→ To do: List, from the lines below, each one with "title" in it.

→ Records shown:
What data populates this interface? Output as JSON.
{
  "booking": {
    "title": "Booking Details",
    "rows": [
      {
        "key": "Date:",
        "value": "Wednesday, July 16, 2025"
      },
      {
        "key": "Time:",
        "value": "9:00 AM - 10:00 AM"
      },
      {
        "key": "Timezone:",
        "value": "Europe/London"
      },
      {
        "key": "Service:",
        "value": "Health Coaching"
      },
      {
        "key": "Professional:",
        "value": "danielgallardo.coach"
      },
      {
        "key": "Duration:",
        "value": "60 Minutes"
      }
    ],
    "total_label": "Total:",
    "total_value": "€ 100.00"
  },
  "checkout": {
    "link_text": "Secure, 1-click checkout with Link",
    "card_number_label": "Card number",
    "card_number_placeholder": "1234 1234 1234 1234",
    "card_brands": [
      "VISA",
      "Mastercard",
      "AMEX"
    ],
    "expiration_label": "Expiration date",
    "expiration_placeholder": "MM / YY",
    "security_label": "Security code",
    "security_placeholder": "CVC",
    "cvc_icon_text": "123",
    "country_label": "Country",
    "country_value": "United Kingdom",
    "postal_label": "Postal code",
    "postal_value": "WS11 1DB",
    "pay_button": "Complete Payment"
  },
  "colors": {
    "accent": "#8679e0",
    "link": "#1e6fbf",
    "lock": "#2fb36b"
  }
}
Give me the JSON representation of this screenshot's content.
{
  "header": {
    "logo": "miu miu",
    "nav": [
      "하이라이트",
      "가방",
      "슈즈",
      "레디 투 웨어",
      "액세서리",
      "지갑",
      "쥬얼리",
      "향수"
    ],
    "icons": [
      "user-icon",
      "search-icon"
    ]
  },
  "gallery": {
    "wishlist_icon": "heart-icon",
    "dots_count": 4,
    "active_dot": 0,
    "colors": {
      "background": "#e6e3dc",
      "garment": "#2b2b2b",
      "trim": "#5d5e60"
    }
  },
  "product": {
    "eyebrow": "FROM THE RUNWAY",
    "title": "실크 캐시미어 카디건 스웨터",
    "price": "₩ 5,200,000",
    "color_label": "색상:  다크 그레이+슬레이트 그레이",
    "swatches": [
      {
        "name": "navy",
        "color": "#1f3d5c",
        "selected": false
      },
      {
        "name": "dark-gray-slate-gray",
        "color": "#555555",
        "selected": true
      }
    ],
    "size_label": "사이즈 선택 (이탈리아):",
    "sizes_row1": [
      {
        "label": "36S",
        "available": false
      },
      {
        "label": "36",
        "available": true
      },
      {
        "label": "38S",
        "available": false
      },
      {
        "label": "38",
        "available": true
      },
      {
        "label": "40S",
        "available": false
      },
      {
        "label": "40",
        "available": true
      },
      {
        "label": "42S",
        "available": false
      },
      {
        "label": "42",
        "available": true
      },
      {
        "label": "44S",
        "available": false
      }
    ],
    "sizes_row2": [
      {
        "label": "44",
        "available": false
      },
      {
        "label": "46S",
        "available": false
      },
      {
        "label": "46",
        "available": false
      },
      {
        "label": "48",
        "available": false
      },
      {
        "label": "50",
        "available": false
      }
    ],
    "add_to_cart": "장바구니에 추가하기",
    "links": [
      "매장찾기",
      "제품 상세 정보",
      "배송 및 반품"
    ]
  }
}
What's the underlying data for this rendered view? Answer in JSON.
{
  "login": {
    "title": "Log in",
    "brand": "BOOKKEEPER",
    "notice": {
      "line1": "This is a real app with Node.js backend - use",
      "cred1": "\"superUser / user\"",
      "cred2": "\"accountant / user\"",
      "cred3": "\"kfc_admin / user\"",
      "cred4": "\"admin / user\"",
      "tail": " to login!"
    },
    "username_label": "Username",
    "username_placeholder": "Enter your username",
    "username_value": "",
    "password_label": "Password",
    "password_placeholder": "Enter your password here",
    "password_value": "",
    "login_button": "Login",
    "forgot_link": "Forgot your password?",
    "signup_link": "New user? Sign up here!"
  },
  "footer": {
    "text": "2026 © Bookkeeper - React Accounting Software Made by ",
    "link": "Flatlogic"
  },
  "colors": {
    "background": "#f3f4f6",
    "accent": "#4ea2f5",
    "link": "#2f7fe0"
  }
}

→ Response to this task:
    "title": "Booking Details",
    "title": "실크 캐시미어 카디건 스웨터",
    "title": "Log in",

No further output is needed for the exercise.